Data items
-*-*-
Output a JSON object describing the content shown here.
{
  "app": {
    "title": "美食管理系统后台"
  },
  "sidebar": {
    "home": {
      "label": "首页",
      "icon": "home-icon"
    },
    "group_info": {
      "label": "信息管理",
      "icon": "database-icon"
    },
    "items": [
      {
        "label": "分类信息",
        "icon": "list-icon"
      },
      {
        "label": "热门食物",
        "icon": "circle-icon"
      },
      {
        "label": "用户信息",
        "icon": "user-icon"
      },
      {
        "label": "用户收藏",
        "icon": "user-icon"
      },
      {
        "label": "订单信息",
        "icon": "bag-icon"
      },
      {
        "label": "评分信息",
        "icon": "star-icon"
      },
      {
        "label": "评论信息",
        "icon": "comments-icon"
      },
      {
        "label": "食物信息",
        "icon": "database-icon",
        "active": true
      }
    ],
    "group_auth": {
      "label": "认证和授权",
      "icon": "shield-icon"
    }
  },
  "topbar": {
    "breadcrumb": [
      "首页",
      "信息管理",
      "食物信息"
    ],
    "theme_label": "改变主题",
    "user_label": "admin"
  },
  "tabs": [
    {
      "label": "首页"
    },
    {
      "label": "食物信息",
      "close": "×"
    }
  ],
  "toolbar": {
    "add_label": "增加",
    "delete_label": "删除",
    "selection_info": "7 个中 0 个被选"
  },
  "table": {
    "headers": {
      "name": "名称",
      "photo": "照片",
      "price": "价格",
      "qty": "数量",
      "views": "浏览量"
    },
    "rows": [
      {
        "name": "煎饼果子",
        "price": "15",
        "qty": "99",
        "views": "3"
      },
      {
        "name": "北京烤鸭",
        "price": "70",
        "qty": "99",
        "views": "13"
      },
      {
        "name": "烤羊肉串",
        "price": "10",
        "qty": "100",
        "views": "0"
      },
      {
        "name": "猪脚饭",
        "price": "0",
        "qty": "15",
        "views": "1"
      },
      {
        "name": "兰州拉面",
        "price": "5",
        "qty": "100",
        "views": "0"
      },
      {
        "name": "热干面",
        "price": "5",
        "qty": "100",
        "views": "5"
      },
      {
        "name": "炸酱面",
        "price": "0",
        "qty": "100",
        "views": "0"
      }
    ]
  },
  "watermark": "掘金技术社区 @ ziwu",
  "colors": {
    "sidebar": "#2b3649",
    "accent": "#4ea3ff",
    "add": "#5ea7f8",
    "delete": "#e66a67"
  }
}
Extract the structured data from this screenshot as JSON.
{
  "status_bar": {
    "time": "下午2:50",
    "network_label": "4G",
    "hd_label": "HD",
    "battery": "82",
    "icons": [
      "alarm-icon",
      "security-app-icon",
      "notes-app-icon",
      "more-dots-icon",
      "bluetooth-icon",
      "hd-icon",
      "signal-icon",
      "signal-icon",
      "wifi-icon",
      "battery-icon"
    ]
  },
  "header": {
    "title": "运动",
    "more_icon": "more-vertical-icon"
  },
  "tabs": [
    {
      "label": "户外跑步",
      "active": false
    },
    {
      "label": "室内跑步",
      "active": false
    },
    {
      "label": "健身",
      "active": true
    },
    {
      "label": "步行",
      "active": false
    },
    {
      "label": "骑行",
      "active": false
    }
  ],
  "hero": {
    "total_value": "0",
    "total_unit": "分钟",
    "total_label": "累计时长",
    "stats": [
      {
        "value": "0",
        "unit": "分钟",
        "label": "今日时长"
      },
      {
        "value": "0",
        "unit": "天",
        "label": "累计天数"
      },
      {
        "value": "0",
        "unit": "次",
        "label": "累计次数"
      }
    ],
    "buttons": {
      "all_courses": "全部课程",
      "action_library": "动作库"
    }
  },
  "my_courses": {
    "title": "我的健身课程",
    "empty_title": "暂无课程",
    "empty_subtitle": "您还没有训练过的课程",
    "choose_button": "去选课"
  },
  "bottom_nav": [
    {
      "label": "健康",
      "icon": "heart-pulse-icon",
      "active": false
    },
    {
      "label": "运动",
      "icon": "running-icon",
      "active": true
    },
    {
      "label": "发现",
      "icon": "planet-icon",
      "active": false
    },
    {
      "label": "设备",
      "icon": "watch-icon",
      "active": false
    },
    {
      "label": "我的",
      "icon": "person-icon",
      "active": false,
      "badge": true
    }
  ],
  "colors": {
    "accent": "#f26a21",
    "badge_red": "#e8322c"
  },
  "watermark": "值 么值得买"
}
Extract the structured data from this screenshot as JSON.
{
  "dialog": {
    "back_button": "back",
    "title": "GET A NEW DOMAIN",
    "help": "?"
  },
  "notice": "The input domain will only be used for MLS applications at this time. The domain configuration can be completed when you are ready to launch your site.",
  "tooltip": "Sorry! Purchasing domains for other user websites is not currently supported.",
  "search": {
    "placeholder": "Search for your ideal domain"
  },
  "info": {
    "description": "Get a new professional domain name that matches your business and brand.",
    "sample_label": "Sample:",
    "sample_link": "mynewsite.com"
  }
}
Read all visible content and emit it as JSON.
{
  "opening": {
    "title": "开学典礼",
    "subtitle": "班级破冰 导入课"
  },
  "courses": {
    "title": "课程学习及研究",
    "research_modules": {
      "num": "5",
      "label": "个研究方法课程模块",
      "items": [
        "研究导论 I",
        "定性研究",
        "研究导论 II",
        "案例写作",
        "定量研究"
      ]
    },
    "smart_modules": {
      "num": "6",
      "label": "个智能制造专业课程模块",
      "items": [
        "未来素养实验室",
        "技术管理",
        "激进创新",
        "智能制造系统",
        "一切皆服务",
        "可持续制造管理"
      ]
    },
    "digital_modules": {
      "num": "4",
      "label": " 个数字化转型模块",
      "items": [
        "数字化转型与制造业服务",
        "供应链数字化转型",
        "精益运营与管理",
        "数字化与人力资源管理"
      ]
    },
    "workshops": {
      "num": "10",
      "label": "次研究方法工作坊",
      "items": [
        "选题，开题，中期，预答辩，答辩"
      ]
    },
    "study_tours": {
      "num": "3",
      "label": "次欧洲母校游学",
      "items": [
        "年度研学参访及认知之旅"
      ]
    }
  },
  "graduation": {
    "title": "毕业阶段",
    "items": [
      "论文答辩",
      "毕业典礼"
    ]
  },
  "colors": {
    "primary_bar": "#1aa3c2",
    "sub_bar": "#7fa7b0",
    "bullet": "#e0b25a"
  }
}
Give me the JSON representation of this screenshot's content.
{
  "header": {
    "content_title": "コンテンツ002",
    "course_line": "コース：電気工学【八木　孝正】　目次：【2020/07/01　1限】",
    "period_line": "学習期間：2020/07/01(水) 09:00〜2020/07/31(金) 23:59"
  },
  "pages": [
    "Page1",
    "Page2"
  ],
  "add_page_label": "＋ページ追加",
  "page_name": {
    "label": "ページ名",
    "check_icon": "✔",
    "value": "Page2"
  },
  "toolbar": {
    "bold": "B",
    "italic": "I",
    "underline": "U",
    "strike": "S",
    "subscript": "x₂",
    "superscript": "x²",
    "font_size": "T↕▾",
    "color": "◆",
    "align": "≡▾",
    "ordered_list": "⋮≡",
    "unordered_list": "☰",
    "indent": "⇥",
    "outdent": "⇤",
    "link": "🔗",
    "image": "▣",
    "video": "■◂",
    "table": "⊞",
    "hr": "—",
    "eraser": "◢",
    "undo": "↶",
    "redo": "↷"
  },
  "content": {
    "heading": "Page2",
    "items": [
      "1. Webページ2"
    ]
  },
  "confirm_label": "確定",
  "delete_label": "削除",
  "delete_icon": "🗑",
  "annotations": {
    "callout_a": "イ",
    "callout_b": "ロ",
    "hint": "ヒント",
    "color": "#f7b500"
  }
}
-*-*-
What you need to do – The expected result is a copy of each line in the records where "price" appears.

Exercise answer –
      "price": "价格",
        "price": "15",
        "price": "70",
        "price": "10",
        "price": "0",
        "price": "5",
        "price": "5",
        "price": "0",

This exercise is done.